What to do:
Nothing in the records below may change; print them all exactly.

[Dataset rows for apps and sites]
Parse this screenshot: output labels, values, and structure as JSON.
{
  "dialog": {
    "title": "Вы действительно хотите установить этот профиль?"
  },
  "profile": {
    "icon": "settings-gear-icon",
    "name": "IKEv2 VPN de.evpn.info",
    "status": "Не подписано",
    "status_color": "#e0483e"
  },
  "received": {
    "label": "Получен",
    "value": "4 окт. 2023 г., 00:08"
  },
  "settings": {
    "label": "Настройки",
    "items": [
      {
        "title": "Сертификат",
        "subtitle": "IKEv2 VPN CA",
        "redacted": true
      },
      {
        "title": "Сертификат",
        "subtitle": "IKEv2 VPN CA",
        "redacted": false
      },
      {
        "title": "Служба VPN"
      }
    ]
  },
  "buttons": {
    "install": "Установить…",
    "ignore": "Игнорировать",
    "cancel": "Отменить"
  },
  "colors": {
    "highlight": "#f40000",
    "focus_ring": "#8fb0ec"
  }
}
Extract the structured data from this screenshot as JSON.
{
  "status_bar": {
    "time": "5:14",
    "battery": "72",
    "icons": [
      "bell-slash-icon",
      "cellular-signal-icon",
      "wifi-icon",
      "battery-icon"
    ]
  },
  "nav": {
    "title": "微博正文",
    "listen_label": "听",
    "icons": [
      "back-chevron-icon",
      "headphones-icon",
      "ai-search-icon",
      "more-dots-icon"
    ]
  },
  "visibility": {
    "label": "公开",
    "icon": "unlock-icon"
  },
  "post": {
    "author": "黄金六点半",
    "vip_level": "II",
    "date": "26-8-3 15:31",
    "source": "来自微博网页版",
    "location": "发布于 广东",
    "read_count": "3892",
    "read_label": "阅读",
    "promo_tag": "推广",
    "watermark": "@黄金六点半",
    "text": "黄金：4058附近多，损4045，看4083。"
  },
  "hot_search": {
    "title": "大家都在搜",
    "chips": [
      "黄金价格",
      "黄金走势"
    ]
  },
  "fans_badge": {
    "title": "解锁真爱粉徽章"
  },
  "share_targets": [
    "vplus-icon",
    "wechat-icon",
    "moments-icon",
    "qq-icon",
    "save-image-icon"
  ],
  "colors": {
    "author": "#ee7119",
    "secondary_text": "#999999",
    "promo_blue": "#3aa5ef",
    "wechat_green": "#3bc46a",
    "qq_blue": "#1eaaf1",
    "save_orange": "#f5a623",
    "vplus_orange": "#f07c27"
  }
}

Result:
Parse this screenshot: output labels, values, and structure as JSON.
{
  "dialog": {
    "title": "Вы действительно хотите установить этот профиль?"
  },
  "profile": {
    "icon": "settings-gear-icon",
    "name": "IKEv2 VPN de.evpn.info",
    "status": "Не подписано",
    "status_color": "#e0483e"
  },
  "received": {
    "label": "Получен",
    "value": "4 окт. 2023 г., 00:08"
  },
  "settings": {
    "label": "Настройки",
    "items": [
      {
        "title": "Сертификат",
        "subtitle": "IKEv2 VPN CA",
        "redacted": true
      },
      {
        "title": "Сертификат",
        "subtitle": "IKEv2 VPN CA",
        "redacted": false
      },
      {
        "title": "Служба VPN"
      }
    ]
  },
  "buttons": {
    "install": "Установить…",
    "ignore": "Игнорировать",
    "cancel": "Отменить"
  },
  "colors": {
    "highlight": "#f40000",
    "focus_ring": "#8fb0ec"
  }
}
Extract the structured data from this screenshot as JSON.
{
  "status_bar": {
    "time": "5:14",
    "battery": "72",
    "icons": [
      "bell-slash-icon",
      "cellular-signal-icon",
      "wifi-icon",
      "battery-icon"
    ]
  },
  "nav": {
    "title": "微博正文",
    "listen_label": "听",
    "icons": [
      "back-chevron-icon",
      "headphones-icon",
      "ai-search-icon",
      "more-dots-icon"
    ]
  },
  "visibility": {
    "label": "公开",
    "icon": "unlock-icon"
  },
  "post": {
    "author": "黄金六点半",
    "vip_level": "II",
    "date": "26-8-3 15:31",
    "source": "来自微博网页版",
    "location": "发布于 广东",
    "read_count": "3892",
    "read_label": "阅读",
    "promo_tag": "推广",
    "watermark": "@黄金六点半",
    "text": "黄金：4058附近多，损4045，看4083。"
  },
  "hot_search": {
    "title": "大家都在搜",
    "chips": [
      "黄金价格",
      "黄金走势"
    ]
  },
  "fans_badge": {
    "title": "解锁真爱粉徽章"
  },
  "share_targets": [
    "vplus-icon",
    "wechat-icon",
    "moments-icon",
    "qq-icon",
    "save-image-icon"
  ],
  "colors": {
    "author": "#ee7119",
    "secondary_text": "#999999",
    "promo_blue": "#3aa5ef",
    "wechat_green": "#3bc46a",
    "qq_blue": "#1eaaf1",
    "save_orange": "#f5a623",
    "vplus_orange": "#f07c27"
  }
}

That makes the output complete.